I mean I call it dodging but they actually had zero interest in me, they just wanted to get from one place to another.
But therein lies the rub.
You see, just the other day I had found a silly little cockroach that had flipped himself over in the bathroom. Given the choice between sending him on his way or having to clean up squashed critter in my bathroom, I selected the charitable option.
But when it comes to memos it appears that cockroaches are a little behind on the times. No, it would appear for all intents and purposes that no memos whatsoever are delivered to the cockroach kingdom.
Yes, I’m quite confident about their lack of memo receiving because when I took an empty water bottle and tried to tippety-tap it over, back to the side that gravity prefers in this region, it didn’t stop to read any memos.
But Matthew, I hear you say, cockroaches can’t just disappear.
And you would be right.
I first started to realise this when I felt the tickling on my arm. It turns out my brain was a lot slower than the cockroaches, because when it found that all of a sudden its many feet now had friction at their disposal the first thing it did was not flee the scene, exposing itself to a squishing, but run straight up the bottle and onto my arm.
It was so fast and so gross that, well, I’m not sure if my brain couldn’t or just wouldn’t admit to what had happened. Instead, it looked at the bottle confusedly, twisted it around a bit and wondered if I had accidentally squished it. Where did it go? Why didn’t it run away?
And then there was no more putting it off. We were all on the same page. The cockroach knew where it was. My brain knew where it was.
It was on my arm.
I let out one of those screams that start off with a clearly audible version of disbelief and work their way up the tonal scale. The bottle went clattering across the room and my arm started whipping backwards & forwards faster than Ali-G saying booyakasha.
Mr Roach was now in for his turn at being surprised as he suddenly found himself bouncing against the wall on the opposite side of the room and landing back upside down again.
I HAD TOUCHED A COCKROACH.
There was an immediate and intensive session of soaping my hand and arm up while keeping an attentive eye on the upside down guest over the way.
This time he either finally got the memo or just applied some classic cockroach common sense because he managed to flip himself and took the wise decision to flee the scene.
I did the same and locked the door behind me.
Now, I know I gave him mixed signals by holding hands with him so quickly but I am really hoping that neither he nor any of his friends attempt to get a second date…
Met a kitty by the side of the road ?.
Got speaking to a nearby shop owner and turned out there was four kitties plus a mommy and they were all really hungry.
It’s a tough time for a smol kitty at the moment as it’s low season here in Koh Lanta.

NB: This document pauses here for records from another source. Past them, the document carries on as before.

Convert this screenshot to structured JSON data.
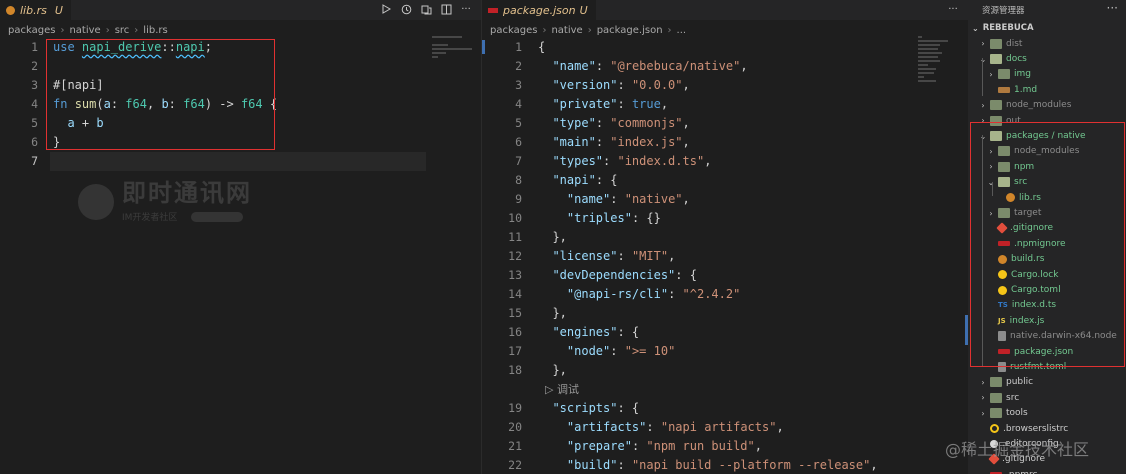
{
  "left_editor": {
    "tab": {
      "filename": "lib.rs",
      "status": "U"
    },
    "breadcrumb": [
      "packages",
      "native",
      "src",
      "lib.rs"
    ],
    "lines": [
      {
        "n": "1",
        "segments": [
          [
            "kw",
            "use "
          ],
          [
            "sq",
            "napi_derive"
          ],
          [
            "pu",
            "::"
          ],
          [
            "sq",
            "napi"
          ],
          [
            "pu",
            ";"
          ]
        ]
      },
      {
        "n": "2",
        "segments": []
      },
      {
        "n": "3",
        "segments": [
          [
            "attr",
            "#[napi]"
          ]
        ]
      },
      {
        "n": "4",
        "segments": [
          [
            "kw",
            "fn "
          ],
          [
            "fn",
            "sum"
          ],
          [
            "pu",
            "("
          ],
          [
            "va",
            "a"
          ],
          [
            "pu",
            ": "
          ],
          [
            "ty",
            "f64"
          ],
          [
            "pu",
            ", "
          ],
          [
            "va",
            "b"
          ],
          [
            "pu",
            ": "
          ],
          [
            "ty",
            "f64"
          ],
          [
            "pu",
            ") "
          ],
          [
            "op",
            "-> "
          ],
          [
            "ty",
            "f64"
          ],
          [
            "pu",
            " {"
          ]
        ]
      },
      {
        "n": "5",
        "segments": [
          [
            "pu",
            "  "
          ],
          [
            "va",
            "a"
          ],
          [
            "op",
            " + "
          ],
          [
            "va",
            "b"
          ]
        ]
      },
      {
        "n": "6",
        "segments": [
          [
            "pu",
            "}"
          ]
        ]
      },
      {
        "n": "7",
        "segments": []
      }
    ],
    "current_line": "7"
  },
  "right_editor": {
    "tab": {
      "filename": "package.json",
      "status": "U"
    },
    "breadcrumb": [
      "packages",
      "native",
      "package.json",
      "..."
    ],
    "lines": [
      {
        "n": "1",
        "segments": [
          [
            "pu",
            "{"
          ]
        ]
      },
      {
        "n": "2",
        "segments": [
          [
            "pu",
            "  "
          ],
          [
            "va",
            "\"name\""
          ],
          [
            "pu",
            ": "
          ],
          [
            "st",
            "\"@rebebuca/native\""
          ],
          [
            "pu",
            ","
          ]
        ]
      },
      {
        "n": "3",
        "segments": [
          [
            "pu",
            "  "
          ],
          [
            "va",
            "\"version\""
          ],
          [
            "pu",
            ": "
          ],
          [
            "st",
            "\"0.0.0\""
          ],
          [
            "pu",
            ","
          ]
        ]
      },
      {
        "n": "4",
        "segments": [
          [
            "pu",
            "  "
          ],
          [
            "va",
            "\"private\""
          ],
          [
            "pu",
            ": "
          ],
          [
            "kw",
            "true"
          ],
          [
            "pu",
            ","
          ]
        ]
      },
      {
        "n": "5",
        "segments": [
          [
            "pu",
            "  "
          ],
          [
            "va",
            "\"type\""
          ],
          [
            "pu",
            ": "
          ],
          [
            "st",
            "\"commonjs\""
          ],
          [
            "pu",
            ","
          ]
        ]
      },
      {
        "n": "6",
        "segments": [
          [
            "pu",
            "  "
          ],
          [
            "va",
            "\"main\""
          ],
          [
            "pu",
            ": "
          ],
          [
            "st",
            "\"index.js\""
          ],
          [
            "pu",
            ","
          ]
        ]
      },
      {
        "n": "7",
        "segments": [
          [
            "pu",
            "  "
          ],
          [
            "va",
            "\"types\""
          ],
          [
            "pu",
            ": "
          ],
          [
            "st",
            "\"index.d.ts\""
          ],
          [
            "pu",
            ","
          ]
        ]
      },
      {
        "n": "8",
        "segments": [
          [
            "pu",
            "  "
          ],
          [
            "va",
            "\"napi\""
          ],
          [
            "pu",
            ": {"
          ]
        ]
      },
      {
        "n": "9",
        "segments": [
          [
            "pu",
            "    "
          ],
          [
            "va",
            "\"name\""
          ],
          [
            "pu",
            ": "
          ],
          [
            "st",
            "\"native\""
          ],
          [
            "pu",
            ","
          ]
        ]
      },
      {
        "n": "10",
        "segments": [
          [
            "pu",
            "    "
          ],
          [
            "va",
            "\"triples\""
          ],
          [
            "pu",
            ": {}"
          ]
        ]
      },
      {
        "n": "11",
        "segments": [
          [
            "pu",
            "  },"
          ]
        ]
      },
      {
        "n": "12",
        "segments": [
          [
            "pu",
            "  "
          ],
          [
            "va",
            "\"license\""
          ],
          [
            "pu",
            ": "
          ],
          [
            "st",
            "\"MIT\""
          ],
          [
            "pu",
            ","
          ]
        ]
      },
      {
        "n": "13",
        "segments": [
          [
            "pu",
            "  "
          ],
          [
            "va",
            "\"devDependencies\""
          ],
          [
            "pu",
            ": {"
          ]
        ]
      },
      {
        "n": "14",
        "segments": [
          [
            "pu",
            "    "
          ],
          [
            "va",
            "\"@napi-rs/cli\""
          ],
          [
            "pu",
            ": "
          ],
          [
            "st",
            "\"^2.4.2\""
          ]
        ]
      },
      {
        "n": "15",
        "segments": [
          [
            "pu",
            "  },"
          ]
        ]
      },
      {
        "n": "16",
        "segments": [
          [
            "pu",
            "  "
          ],
          [
            "va",
            "\"engines\""
          ],
          [
            "pu",
            ": {"
          ]
        ]
      },
      {
        "n": "17",
        "segments": [
          [
            "pu",
            "    "
          ],
          [
            "va",
            "\"node\""
          ],
          [
            "pu",
            ": "
          ],
          [
            "st",
            "\">= 10\""
          ]
        ]
      },
      {
        "n": "18",
        "segments": [
          [
            "pu",
            "  },"
          ]
        ]
      },
      {
        "n": "",
        "segments": [
          [
            "lens",
            "  ▷ 调试"
          ]
        ]
      },
      {
        "n": "19",
        "segments": [
          [
            "pu",
            "  "
          ],
          [
            "va",
            "\"scripts\""
          ],
          [
            "pu",
            ": {"
          ]
        ]
      },
      {
        "n": "20",
        "segments": [
          [
            "pu",
            "    "
          ],
          [
            "va",
            "\"artifacts\""
          ],
          [
            "pu",
            ": "
          ],
          [
            "st",
            "\"napi artifacts\""
          ],
          [
            "pu",
            ","
          ]
        ]
      },
      {
        "n": "21",
        "segments": [
          [
            "pu",
            "    "
          ],
          [
            "va",
            "\"prepare\""
          ],
          [
            "pu",
            ": "
          ],
          [
            "st",
            "\"npm run build\""
          ],
          [
            "pu",
            ","
          ]
        ]
      },
      {
        "n": "22",
        "segments": [
          [
            "pu",
            "    "
          ],
          [
            "va",
            "\"build\""
          ],
          [
            "pu",
            ": "
          ],
          [
            "st",
            "\"napi build --platform --release\""
          ],
          [
            "pu",
            ","
          ]
        ]
      }
    ]
  },
  "explorer": {
    "title": "资源管理器",
    "root": "REBEBUCA",
    "items": [
      {
        "label": "dist",
        "depth": 1,
        "kind": "folder",
        "color": "c-gray",
        "chev": "›"
      },
      {
        "label": "docs",
        "depth": 1,
        "kind": "folder open",
        "color": "c-green",
        "chev": "⌄"
      },
      {
        "label": "img",
        "depth": 2,
        "kind": "folder",
        "color": "c-green",
        "chev": "›"
      },
      {
        "label": "1.md",
        "depth": 2,
        "kind": "file-md",
        "color": "c-green",
        "chev": ""
      },
      {
        "label": "node_modules",
        "depth": 1,
        "kind": "folder",
        "color": "c-gray",
        "chev": "›"
      },
      {
        "label": "out",
        "depth": 1,
        "kind": "folder",
        "color": "c-gray",
        "chev": "›"
      },
      {
        "label": "packages / native",
        "depth": 1,
        "kind": "folder open",
        "color": "c-green",
        "chev": "⌄"
      },
      {
        "label": "node_modules",
        "depth": 2,
        "kind": "folder",
        "color": "c-gray",
        "chev": "›"
      },
      {
        "label": "npm",
        "depth": 2,
        "kind": "folder",
        "color": "c-green",
        "chev": "›"
      },
      {
        "label": "src",
        "depth": 2,
        "kind": "folder open",
        "color": "c-green",
        "chev": "⌄"
      },
      {
        "label": "lib.rs",
        "depth": 3,
        "kind": "file-rs",
        "color": "c-green",
        "chev": ""
      },
      {
        "label": "target",
        "depth": 2,
        "kind": "folder",
        "color": "c-gray",
        "chev": "›"
      },
      {
        "label": ".gitignore",
        "depth": 2,
        "kind": "file-git",
        "color": "c-green",
        "chev": ""
      },
      {
        "label": ".npmignore",
        "depth": 2,
        "kind": "file-npm",
        "color": "c-green",
        "chev": ""
      },
      {
        "label": "build.rs",
        "depth": 2,
        "kind": "file-rs",
        "color": "c-green",
        "chev": ""
      },
      {
        "label": "Cargo.lock",
        "depth": 2,
        "kind": "file-lock",
        "color": "c-green",
        "chev": ""
      },
      {
        "label": "Cargo.toml",
        "depth": 2,
        "kind": "file-lock",
        "color": "c-green",
        "chev": ""
      },
      {
        "label": "index.d.ts",
        "depth": 2,
        "kind": "file-ts",
        "color": "c-green",
        "chev": ""
      },
      {
        "label": "index.js",
        "depth": 2,
        "kind": "file-js",
        "color": "c-green",
        "chev": ""
      },
      {
        "label": "native.darwin-x64.node",
        "depth": 2,
        "kind": "file-txt",
        "color": "c-gray",
        "chev": ""
      },
      {
        "label": "package.json",
        "depth": 2,
        "kind": "file-json",
        "color": "c-green",
        "chev": ""
      },
      {
        "label": "rustfmt.toml",
        "depth": 2,
        "kind": "file-txt",
        "color": "c-green",
        "chev": ""
      },
      {
        "label": "public",
        "depth": 1,
        "kind": "folder",
        "color": "c-white",
        "chev": "›"
      },
      {
        "label": "src",
        "depth": 1,
        "kind": "folder",
        "color": "c-white",
        "chev": "›"
      },
      {
        "label": "tools",
        "depth": 1,
        "kind": "folder",
        "color": "c-white",
        "chev": "›"
      },
      {
        "label": ".browserslistrc",
        "depth": 1,
        "kind": "file-brw",
        "color": "c-white",
        "chev": ""
      },
      {
        "label": ".editorconfig",
        "depth": 1,
        "kind": "file-cfg",
        "color": "c-white",
        "chev": ""
      },
      {
        "label": ".gitignore",
        "depth": 1,
        "kind": "file-git",
        "color": "c-white",
        "chev": ""
      },
      {
        "label": ".npmrc",
        "depth": 1,
        "kind": "file-npm",
        "color": "c-white",
        "chev": ""
      }
    ]
  },
  "watermarks": {
    "logo_title": "即时通讯网",
    "logo_sub": "IM开发者社区",
    "corner": "@稀土掘金技术社区"
  },
  "colors": {
    "highlight_box": "#e03131",
    "modified": "#e2c08d",
    "untracked": "#73c991"
  }
}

The ladies shop was one of the only ones open. Everywhere else had their shutters down and wouldn’t be raising them for several more months.
The nice lady had taken to feeding them in the morning, but couldn’t leave her shop until it closed at 7pm so they were all super hungry little meow boxes when we arrived on the scene.
Obviously, as soon as we heard this we turned around, went straight over the road to the supermarket and picked up a bag of kitten nibbles. It drew quite the kitty crowd. That little grey furball must have eaten about twice its weight in nibblets!
We left the lady in charge of the rest of the bag so these kitties have a few days of good eating ahead, hopefully, more kitty fans will come along to keep things going…